In the Kirksville competition, on a course somewhat longer than usual, Ms. Brunner swam for three-quarters of a mile, bicycled for 18 miles, and ran for five miles--in an hour and 54 minutes.

"My trophies are accumulating," Ms. Brunner says. She has received plaques in four of the seven competitions that she has participated in.

Ms. Brunner also competed in Kirksville a year ago, and her time this year was eight minutes faster than before. She credits her greater success this year to "training smarter," including using a balance of rest and activity.

She says that although she has always been involved in dance, she was never very athletic and only began training in recent years--and is surprised by her success.

"It's a lot of fun," she says. "You get hooked once you win something."

She is grateful to Maharishi School for assisting her by accommodating her training schedule.


M.A. Student Wins Regional Tennis Championship

Steve Yellin, an M.A. student in the College of Maharishi Vedic Science and also a staff member in the Office of International Admissions, recently won a regional, tri-state open tennis tournament, the second year in a row he has come away with the championship trophy.

Held in Burlington, Iowa, the tournament hosted 32 participants of all ages from Illinois, Iowa, and Missouri. Mr. Yellin won the final 6-4, 6-2, though he says that the games were much closer than the score indicates.

"I saw my opponent play one of his matches before the final, and I knew it would be a challenging match," Mr. Yellin said. "It was definitely a tougher tournament to win this year than last."

Mr. Yellin was the number-one player on the tennis team at the University of Pennsylvania. He was also the state high school singles champion in Florida. He has played some professional tennis. As a junior player he once defeated John McEnroe, who went on to be the top-ranked player in the world.
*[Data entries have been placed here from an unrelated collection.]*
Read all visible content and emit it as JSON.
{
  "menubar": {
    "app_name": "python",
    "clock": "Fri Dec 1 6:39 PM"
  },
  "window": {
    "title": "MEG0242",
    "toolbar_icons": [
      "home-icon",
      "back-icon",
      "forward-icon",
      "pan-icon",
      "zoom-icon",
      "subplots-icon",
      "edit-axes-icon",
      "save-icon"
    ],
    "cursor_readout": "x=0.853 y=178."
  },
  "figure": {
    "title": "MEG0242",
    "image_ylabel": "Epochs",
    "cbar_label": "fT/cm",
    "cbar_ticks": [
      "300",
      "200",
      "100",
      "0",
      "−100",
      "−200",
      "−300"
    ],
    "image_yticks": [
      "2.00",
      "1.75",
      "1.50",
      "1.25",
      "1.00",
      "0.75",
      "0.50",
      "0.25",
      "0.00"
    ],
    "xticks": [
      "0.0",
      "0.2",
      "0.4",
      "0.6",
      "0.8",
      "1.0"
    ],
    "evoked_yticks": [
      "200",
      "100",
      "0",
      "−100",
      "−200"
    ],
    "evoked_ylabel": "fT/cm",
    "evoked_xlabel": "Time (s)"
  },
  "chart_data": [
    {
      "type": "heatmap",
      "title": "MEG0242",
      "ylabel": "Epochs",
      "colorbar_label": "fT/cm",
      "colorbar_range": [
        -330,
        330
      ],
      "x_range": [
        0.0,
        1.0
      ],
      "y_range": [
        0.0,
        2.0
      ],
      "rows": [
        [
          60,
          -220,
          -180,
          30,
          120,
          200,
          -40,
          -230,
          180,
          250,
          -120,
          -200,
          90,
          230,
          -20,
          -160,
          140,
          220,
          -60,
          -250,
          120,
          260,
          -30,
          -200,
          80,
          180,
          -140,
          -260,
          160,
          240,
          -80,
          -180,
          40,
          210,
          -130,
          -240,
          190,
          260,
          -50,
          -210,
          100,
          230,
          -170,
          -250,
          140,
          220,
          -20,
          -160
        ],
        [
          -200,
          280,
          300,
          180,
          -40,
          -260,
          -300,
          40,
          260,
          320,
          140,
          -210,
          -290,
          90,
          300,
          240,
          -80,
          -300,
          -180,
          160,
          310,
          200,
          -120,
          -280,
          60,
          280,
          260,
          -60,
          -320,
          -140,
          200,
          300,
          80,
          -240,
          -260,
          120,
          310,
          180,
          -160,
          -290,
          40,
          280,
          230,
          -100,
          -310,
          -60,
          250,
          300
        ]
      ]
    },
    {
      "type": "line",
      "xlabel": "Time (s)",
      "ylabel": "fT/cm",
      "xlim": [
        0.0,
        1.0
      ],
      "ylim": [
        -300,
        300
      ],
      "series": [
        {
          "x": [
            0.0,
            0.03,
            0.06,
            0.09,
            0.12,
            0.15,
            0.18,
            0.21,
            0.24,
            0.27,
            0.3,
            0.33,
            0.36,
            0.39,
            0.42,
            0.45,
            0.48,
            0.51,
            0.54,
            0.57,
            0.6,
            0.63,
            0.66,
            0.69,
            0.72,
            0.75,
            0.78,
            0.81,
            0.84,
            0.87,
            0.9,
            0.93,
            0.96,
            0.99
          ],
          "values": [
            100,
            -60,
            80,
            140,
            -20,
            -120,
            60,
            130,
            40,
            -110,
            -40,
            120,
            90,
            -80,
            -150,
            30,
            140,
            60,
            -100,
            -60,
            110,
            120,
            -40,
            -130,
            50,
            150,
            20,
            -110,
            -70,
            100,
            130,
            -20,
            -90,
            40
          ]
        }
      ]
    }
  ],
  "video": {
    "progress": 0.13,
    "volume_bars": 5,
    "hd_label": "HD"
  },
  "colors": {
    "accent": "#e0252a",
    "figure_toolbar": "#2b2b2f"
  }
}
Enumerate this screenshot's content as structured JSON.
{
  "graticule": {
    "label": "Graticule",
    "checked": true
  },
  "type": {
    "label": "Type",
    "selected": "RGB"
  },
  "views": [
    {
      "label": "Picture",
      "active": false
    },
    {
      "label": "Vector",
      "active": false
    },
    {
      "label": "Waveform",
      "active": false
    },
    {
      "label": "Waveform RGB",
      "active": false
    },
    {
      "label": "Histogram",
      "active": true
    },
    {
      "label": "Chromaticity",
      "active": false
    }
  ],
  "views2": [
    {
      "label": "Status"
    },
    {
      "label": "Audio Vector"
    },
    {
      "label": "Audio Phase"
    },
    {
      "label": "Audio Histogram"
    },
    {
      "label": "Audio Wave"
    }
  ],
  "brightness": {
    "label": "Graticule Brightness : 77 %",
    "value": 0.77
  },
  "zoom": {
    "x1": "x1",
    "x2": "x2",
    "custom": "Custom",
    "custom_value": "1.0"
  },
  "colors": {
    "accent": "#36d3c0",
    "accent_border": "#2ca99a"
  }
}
School Pony Club Member Wins First at National Event

Alana Waksman, a tenth grader at Maharishi School, recently won first place in her division at the United States Combined Training Association Horse Show in Kansas.

The recognized show consisted of three events: dressage, a cross-country course, and stadium jumping. Ms. Waksman performed well in all events and had the top score of 34 percent in dressage.

Two other Maharishi School students also participated in the event, both also receiving top scores in dressage in their divisions: eleventh grader Ali Berman and tenth grader Grace Boyle.

The three students belong to the U.S. Pony Club and are members of the Prairie Jumpers Pony Club in Fairfield.


®Transcendental Meditation, TM-Sidhi, Maharishi Vedic Management, Science of Creative Intelligence, Maharishi Vedic Science and Technology, Consciousness-Based, Global Country of World Peace, College of Maharishi Vedic Science, Maharishi School of the Age of Enlightenment, and Maharishi University of Management are registered or common law trademarks licensed to Maharishi Vedic Education Development Corporation and used under sublicense.

The Review is written and produced approximately twice a month during the academic year. Send comments to Jim Karpen at